**About this task**
In the records that follow, locate every line with "Desktop" and extract it.

**Data records**
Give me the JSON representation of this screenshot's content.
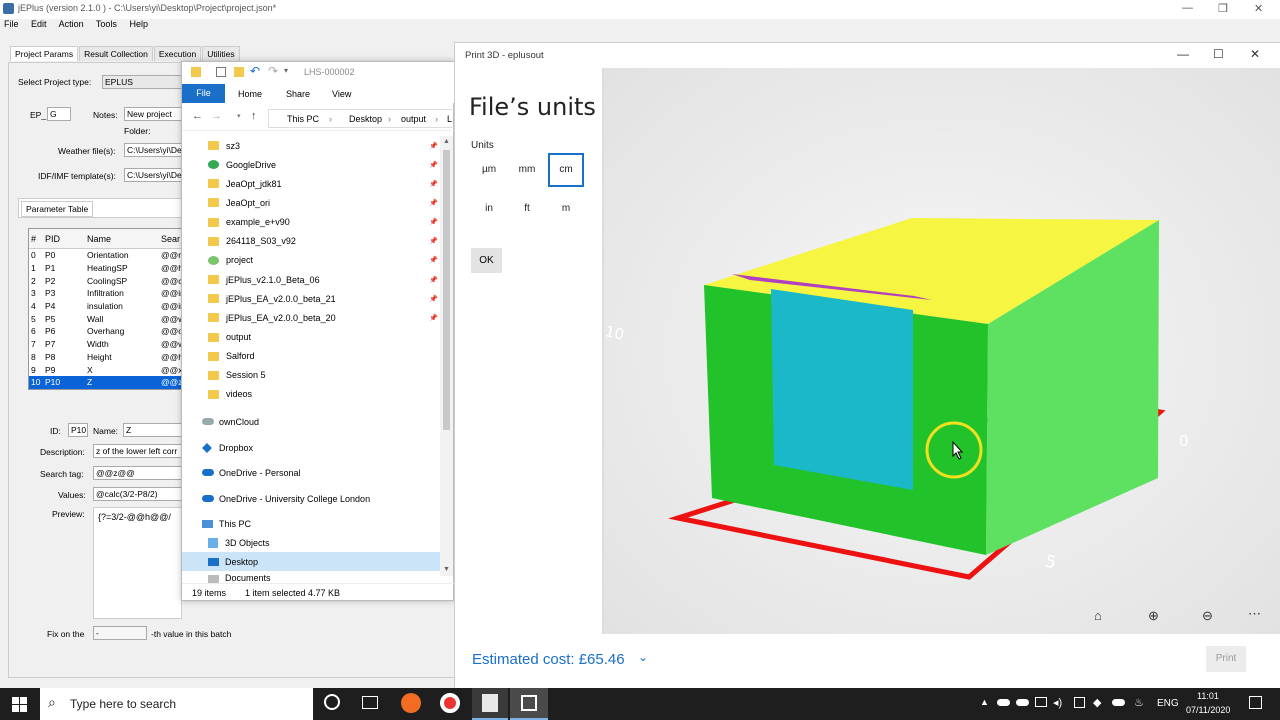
{
  "jeplus": {
    "title": "jEPlus (version 2.1.0 ) - C:\\Users\\yi\\Desktop\\Project\\project.json*",
    "menu": [
      "File",
      "Edit",
      "Action",
      "Tools",
      "Help"
    ],
    "tabs": [
      "Project Params",
      "Result Collection",
      "Execution",
      "Utilities"
    ],
    "project_type_label": "Select Project type:",
    "project_type_value": "EPLUS",
    "ep_label": "EP_",
    "ep_value": "G",
    "notes_label": "Notes:",
    "notes_value": "New project",
    "folder_label": "Folder:",
    "weather_label": "Weather file(s):",
    "weather_value": "C:\\Users\\yi\\De",
    "idf_label": "IDF/IMF template(s):",
    "idf_value": "C:\\Users\\yi\\De",
    "param_table_tab": "Parameter Table",
    "table_headers": [
      "#",
      "PID",
      "Name",
      "Sear"
    ],
    "rows": [
      [
        "0",
        "P0",
        "Orientation",
        "@@n"
      ],
      [
        "1",
        "P1",
        "HeatingSP",
        "@@h"
      ],
      [
        "2",
        "P2",
        "CoolingSP",
        "@@c"
      ],
      [
        "3",
        "P3",
        "Infiltration",
        "@@in"
      ],
      [
        "4",
        "P4",
        "insulation",
        "@@ir"
      ],
      [
        "5",
        "P5",
        "Wall",
        "@@w"
      ],
      [
        "6",
        "P6",
        "Overhang",
        "@@o"
      ],
      [
        "7",
        "P7",
        "Width",
        "@@w"
      ],
      [
        "8",
        "P8",
        "Height",
        "@@h"
      ],
      [
        "9",
        "P9",
        "X",
        "@@x"
      ],
      [
        "10",
        "P10",
        "Z",
        "@@z"
      ]
    ],
    "id_label": "ID:",
    "id_value": "P10",
    "name_label": "Name:",
    "name_value": "Z",
    "desc_label": "Description:",
    "desc_value": "z of the lower left corr",
    "search_tag_label": "Search tag:",
    "search_tag_value": "@@z@@",
    "values_label": "Values:",
    "values_value": "@calc(3/2-P8/2)",
    "preview_label": "Preview:",
    "preview_value": "{?=3/2-@@h@@/",
    "fix_label": "Fix on the",
    "fix_value": "-",
    "fix_suffix": "-th value in this batch"
  },
  "explorer": {
    "title": "LHS-000002",
    "ribbon": [
      "File",
      "Home",
      "Share",
      "View"
    ],
    "path": [
      "This PC",
      "Desktop",
      "output",
      "L"
    ],
    "items": [
      {
        "label": "sz3",
        "pinned": true
      },
      {
        "label": "GoogleDrive",
        "pinned": true
      },
      {
        "label": "JeaOpt_jdk81",
        "pinned": true
      },
      {
        "label": "JeaOpt_ori",
        "pinned": true
      },
      {
        "label": "example_e+v90",
        "pinned": true
      },
      {
        "label": "264118_S03_v92",
        "pinned": true
      },
      {
        "label": "project",
        "pinned": true
      },
      {
        "label": "jEPlus_v2.1.0_Beta_06",
        "pinned": true
      },
      {
        "label": "jEPlus_EA_v2.0.0_beta_21",
        "pinned": true
      },
      {
        "label": "jEPlus_EA_v2.0.0_beta_20",
        "pinned": true
      },
      {
        "label": "output",
        "pinned": false
      },
      {
        "label": "Salford",
        "pinned": false
      },
      {
        "label": "Session 5",
        "pinned": false
      },
      {
        "label": "videos",
        "pinned": false
      }
    ],
    "cloud": [
      "ownCloud",
      "Dropbox",
      "OneDrive - Personal",
      "OneDrive - University College London"
    ],
    "thispc": "This PC",
    "objects3d": "3D Objects",
    "desktop": "Desktop",
    "documents": "Documents",
    "status_items": "19 items",
    "status_selected": "1 item selected  4.77 KB"
  },
  "print3d": {
    "title": "Print 3D - eplusout",
    "heading": "File’s units",
    "units_label": "Units",
    "units_row1": [
      "µm",
      "mm",
      "cm"
    ],
    "units_row2": [
      "in",
      "ft",
      "m"
    ],
    "selected_unit": "cm",
    "ok_label": "OK",
    "cost_label": "Estimated cost: £65.46",
    "print_label": "Print",
    "axis_labels": [
      "10",
      "0",
      "5"
    ],
    "colors": {
      "box": "#22c32a",
      "top": "#f5f542",
      "window": "#1ab8c8",
      "overhang": "#b040c0",
      "base": "#ee1111",
      "accent": "#1a6fc9"
    }
  },
  "taskbar": {
    "search_placeholder": "Type here to search",
    "lang": "ENG",
    "time": "11:01",
    "date": "07/11/2020"
  }
}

**Response to the task**
    "title": "jEPlus (version 2.1.0 ) - C:\\Users\\yi\\Desktop\\Project\\project.json*",
      "Desktop",
    "desktop": "Desktop",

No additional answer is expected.